* [Provided data]:
-- Opening Marker --

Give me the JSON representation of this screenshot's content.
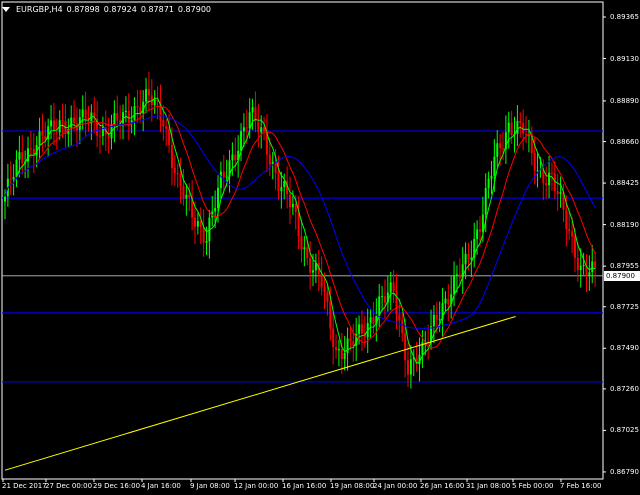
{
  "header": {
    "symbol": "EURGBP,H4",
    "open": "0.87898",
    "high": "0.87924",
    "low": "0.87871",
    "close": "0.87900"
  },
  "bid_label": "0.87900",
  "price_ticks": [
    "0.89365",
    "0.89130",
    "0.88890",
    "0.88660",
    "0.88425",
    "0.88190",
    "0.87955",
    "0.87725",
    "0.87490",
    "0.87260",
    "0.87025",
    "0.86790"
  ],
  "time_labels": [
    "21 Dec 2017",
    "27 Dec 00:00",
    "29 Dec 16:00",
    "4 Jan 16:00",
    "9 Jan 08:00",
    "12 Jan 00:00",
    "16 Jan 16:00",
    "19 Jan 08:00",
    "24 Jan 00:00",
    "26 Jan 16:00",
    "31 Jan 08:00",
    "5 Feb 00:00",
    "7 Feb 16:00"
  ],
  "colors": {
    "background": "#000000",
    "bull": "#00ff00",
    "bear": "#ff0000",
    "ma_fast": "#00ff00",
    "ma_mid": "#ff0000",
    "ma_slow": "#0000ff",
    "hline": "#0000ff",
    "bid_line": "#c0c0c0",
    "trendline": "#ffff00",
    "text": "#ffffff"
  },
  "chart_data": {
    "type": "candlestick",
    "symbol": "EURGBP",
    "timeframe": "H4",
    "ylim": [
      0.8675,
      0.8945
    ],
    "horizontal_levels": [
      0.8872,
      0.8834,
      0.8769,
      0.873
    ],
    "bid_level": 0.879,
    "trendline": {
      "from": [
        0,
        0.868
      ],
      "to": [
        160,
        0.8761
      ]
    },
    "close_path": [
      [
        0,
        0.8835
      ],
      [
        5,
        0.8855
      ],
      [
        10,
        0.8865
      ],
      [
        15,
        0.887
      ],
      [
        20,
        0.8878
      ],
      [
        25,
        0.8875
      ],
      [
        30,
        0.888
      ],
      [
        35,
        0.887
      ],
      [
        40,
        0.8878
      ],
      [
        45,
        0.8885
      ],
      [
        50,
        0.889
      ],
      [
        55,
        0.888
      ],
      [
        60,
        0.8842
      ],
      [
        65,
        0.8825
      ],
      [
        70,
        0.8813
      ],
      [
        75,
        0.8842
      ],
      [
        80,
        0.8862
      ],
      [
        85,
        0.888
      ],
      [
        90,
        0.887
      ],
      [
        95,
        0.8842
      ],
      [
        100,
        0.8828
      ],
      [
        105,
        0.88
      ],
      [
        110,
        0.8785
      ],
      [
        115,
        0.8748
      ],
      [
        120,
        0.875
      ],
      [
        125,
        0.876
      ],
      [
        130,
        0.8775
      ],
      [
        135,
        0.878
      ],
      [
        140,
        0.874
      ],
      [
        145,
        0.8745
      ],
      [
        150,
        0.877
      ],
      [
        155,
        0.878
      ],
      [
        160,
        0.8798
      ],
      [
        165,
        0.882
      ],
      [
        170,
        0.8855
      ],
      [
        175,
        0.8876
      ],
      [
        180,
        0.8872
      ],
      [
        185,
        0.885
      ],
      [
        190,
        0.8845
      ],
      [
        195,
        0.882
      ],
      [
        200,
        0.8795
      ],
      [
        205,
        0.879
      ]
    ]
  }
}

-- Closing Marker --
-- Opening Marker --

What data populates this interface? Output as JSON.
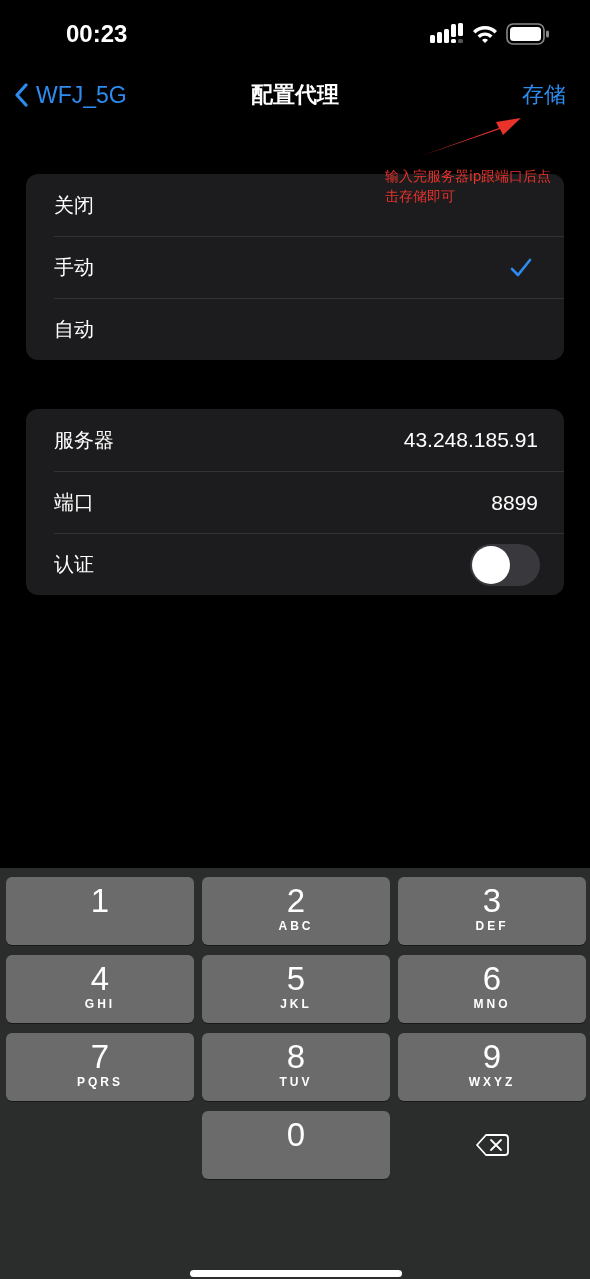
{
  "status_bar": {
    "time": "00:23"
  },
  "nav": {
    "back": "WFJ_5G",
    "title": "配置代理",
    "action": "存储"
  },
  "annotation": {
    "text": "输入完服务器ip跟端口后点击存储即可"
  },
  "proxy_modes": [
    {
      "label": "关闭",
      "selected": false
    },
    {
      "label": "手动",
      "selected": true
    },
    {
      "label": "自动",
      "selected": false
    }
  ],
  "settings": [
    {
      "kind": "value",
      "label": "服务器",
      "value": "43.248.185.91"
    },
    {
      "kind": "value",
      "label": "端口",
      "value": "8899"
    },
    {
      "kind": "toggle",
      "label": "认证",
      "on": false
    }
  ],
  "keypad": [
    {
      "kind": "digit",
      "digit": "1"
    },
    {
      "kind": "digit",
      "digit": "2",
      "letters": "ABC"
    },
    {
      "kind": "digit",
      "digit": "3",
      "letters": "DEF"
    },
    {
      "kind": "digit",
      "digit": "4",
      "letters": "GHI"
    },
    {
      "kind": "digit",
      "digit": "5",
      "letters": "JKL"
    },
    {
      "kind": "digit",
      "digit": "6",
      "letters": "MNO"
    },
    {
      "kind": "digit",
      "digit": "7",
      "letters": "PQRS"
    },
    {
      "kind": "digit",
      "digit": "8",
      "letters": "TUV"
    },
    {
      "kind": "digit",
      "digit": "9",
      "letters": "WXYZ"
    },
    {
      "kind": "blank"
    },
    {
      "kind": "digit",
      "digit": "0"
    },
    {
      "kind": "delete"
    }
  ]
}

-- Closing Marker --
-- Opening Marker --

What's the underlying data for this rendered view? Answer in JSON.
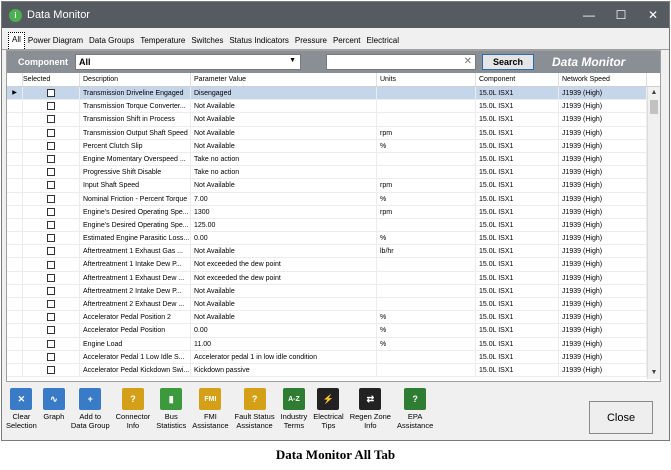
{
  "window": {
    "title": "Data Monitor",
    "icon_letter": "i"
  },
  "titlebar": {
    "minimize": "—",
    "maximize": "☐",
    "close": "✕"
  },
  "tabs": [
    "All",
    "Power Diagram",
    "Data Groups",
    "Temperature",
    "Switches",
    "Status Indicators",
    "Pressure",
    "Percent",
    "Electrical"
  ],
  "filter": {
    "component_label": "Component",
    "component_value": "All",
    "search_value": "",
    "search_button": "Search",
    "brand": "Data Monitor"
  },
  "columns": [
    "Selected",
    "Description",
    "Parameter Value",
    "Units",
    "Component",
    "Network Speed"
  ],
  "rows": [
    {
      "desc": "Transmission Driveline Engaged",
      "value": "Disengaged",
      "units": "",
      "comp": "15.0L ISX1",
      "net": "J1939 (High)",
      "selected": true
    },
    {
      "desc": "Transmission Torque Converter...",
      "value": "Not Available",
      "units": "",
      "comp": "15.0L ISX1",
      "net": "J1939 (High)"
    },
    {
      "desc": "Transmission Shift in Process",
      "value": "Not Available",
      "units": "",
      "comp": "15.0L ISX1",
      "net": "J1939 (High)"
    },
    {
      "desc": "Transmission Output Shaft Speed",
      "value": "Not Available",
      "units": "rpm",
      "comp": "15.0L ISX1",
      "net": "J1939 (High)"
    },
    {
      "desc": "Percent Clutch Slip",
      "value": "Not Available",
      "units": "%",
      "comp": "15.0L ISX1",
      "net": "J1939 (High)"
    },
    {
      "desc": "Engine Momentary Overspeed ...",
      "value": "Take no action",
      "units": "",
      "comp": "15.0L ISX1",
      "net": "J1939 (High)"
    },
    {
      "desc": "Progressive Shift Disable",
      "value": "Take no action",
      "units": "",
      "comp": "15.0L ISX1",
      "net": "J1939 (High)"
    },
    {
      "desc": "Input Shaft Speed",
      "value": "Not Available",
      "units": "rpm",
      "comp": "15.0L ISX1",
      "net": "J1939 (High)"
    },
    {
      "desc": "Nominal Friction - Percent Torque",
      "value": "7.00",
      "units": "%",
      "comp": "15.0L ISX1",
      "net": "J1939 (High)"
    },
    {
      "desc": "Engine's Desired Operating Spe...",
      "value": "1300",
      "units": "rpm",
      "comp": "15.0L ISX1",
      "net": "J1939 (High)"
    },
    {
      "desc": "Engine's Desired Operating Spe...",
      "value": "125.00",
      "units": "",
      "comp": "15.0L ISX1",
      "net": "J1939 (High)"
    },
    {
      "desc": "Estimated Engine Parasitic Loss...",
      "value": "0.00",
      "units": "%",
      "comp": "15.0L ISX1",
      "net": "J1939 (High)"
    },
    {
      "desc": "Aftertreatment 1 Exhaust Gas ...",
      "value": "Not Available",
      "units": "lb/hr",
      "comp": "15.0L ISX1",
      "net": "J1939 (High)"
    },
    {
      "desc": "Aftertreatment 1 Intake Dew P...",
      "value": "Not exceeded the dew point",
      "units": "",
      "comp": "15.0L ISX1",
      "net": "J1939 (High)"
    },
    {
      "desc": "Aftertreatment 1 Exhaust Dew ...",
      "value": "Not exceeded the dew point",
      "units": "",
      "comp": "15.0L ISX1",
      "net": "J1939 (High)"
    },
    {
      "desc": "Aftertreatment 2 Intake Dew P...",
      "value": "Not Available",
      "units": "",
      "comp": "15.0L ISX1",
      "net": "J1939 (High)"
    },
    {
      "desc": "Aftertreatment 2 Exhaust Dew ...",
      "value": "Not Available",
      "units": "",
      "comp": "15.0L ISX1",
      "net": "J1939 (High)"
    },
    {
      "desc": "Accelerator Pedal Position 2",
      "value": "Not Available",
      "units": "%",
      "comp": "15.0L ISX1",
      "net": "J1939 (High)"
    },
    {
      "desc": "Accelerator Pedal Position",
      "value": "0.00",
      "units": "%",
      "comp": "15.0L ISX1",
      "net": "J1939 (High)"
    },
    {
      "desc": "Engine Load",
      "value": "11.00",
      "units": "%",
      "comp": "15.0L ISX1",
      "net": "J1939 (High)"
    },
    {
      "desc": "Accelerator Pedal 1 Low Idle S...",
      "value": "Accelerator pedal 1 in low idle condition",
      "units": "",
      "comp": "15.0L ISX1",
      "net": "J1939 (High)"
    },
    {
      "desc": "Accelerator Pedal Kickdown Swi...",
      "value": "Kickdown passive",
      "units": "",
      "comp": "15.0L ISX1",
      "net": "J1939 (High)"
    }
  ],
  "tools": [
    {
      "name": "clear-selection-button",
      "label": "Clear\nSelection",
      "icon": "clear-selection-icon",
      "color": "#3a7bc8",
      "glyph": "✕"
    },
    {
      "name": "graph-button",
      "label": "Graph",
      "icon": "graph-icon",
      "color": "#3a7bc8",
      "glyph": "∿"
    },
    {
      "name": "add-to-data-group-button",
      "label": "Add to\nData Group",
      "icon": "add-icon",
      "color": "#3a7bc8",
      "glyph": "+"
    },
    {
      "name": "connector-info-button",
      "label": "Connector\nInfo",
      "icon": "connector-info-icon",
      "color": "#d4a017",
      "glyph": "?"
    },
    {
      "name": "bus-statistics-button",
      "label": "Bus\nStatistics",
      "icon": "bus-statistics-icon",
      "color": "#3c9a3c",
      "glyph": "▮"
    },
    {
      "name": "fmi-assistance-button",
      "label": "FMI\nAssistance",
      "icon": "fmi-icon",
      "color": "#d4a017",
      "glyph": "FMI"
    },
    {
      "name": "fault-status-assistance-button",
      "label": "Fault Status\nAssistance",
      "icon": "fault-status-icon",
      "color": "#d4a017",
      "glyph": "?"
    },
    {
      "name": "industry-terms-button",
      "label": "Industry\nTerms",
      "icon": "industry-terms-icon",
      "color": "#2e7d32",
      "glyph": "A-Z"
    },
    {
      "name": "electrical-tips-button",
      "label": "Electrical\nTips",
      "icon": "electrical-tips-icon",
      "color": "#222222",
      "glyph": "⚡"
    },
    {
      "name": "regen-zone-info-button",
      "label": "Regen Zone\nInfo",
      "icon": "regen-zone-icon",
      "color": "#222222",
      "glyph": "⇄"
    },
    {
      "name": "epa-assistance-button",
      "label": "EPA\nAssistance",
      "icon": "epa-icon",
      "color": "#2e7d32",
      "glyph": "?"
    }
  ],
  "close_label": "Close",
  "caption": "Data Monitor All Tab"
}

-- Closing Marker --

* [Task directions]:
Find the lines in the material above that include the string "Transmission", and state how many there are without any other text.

* [Output]:
4